Eat Y'self Fitter
research class by Vincent Van Meenen & Boris Van Den Eynden
In the research class we would like to propose to explore the formula below:
“writing taking up a life of its own by self-execution”
For example: imagine us speculating about and testing out the following:
What happens when we think of writing not as a metaphysical-spiritual product – the Thoughtwork(s) of an individual author – but as a dumb process that takes place in- and outside our heads. Such a philosophy of externalities has been developed in various ways by, among others, Bernard Stiegler (tertiary retentions), Sybille Krämer (Operationsraum Schrift) and Andy Clark & David Chalmers (extended mind).
That which takes place outside the head could be called an active externalism, a constant feedback loop between that-what-is-being-called-the-objectworld (a world full of objects and symbols ready to be physically manipulated) and that-what-is-called-consciousness. Consequently, the machine and the writer could be regarded as 'that-what-Germans-call-Geisteseinheit' and the question "who or what is Creativity, Genius, that-what-Germans-call-Geist, Intention or Instrument" can no longer be answered unequivocally.
Thus the active involvement of the writer in the feedback loop presupposes, among other things, know-how of a / the machine: in other words, he or she must be able to program a / the machine. In this case being-dumb (or stupid) doesn't mean to be deprived of technical knowledge (being deskilled) but rather to be-capable-of-triggering-an-automatic-procedure that takes place between 'Machine’ and ‘Man’. In other words, being-dumb (or stupid) is not an individual 'quality' but an attribute of (or in) a feedback-based process that first of all - at the conception - requires a lot of cleverness and which yields - in the best case - a supplement of wit/spirit (Geistigheit/Geestigheid).
Are we able to become that type of dumb writers?
Writers that allow “writing to take up a life of its own by self-execution”?
And if so:

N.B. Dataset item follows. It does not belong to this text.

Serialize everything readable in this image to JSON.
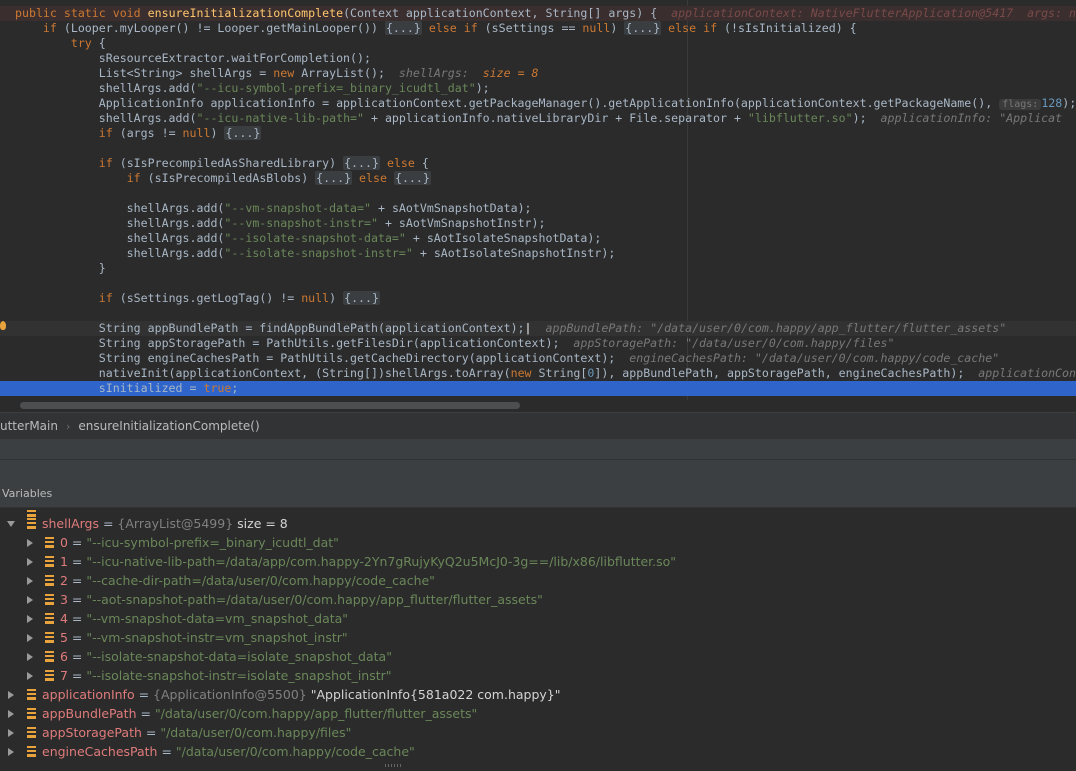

Where would we situate ourselves in a cultural history of writing-as-computation that is as rich as it is contradictory. We know of algorithms as a tool versus algorithms as a material of aesthetic play and speculation, of those who wrote out the inner workings of nature (as in Pythagorean thought) or God (as in Kabbalah and magic) with the help of dumb symbolic formula’s, of those who introduced computational techniques as culture and a medium of cultural reflection (starting with Oulipo and hacker cultures in the 1960s), of those who wrote as and with machines as a means of abolishing semantics (Max Bense) or of those who became mechanical as a means to structure and generate semantics (Raymond Lull and Artificial Intelligence), of those who mindlessly manipulated symbols as a means of generating totality (Quirinus Kuhlmann) or of those who did the same as a means of taking things apart (Tzara, cut-ups). In addition: we heard of those headless ecstatic ones (Ring ring Kuhlmann, bla bla Kabbala and boom boom Burroughs) and the mindless rationalists (Bonjour Leibniz, hello Turing), after which we binged on pataphysics – a parody of both rationalist and irrationalist symbol-manipulators (Oulipo again). Dumb writers expand (generative art), constrain (net.art), imagine chaos (that website of Jodi) as well as describe chaos in a structured fashion (Joh(a)n Cage). We loved conceptual literature (starting with that Against Expression Anthology from 2011) and couldn’t care less about those novels by Olyslaegers, Spit, Hertmans, Pfeijffer, etc. etc. We built are bodies like Acker, but in the opposite direction, undoing our muscles while listening to Mark E Smith:
“What's a computer?
Eat why'self fitter
What's a computer?
Eat why'self fitter”
(The Fall, Peel Session 6)
(Image: detail cover '34650 Seconds' by Evelin Brosi)
>> This research class is part of the RESEARCH WEEK October 2021 and ARTICULATE 2021.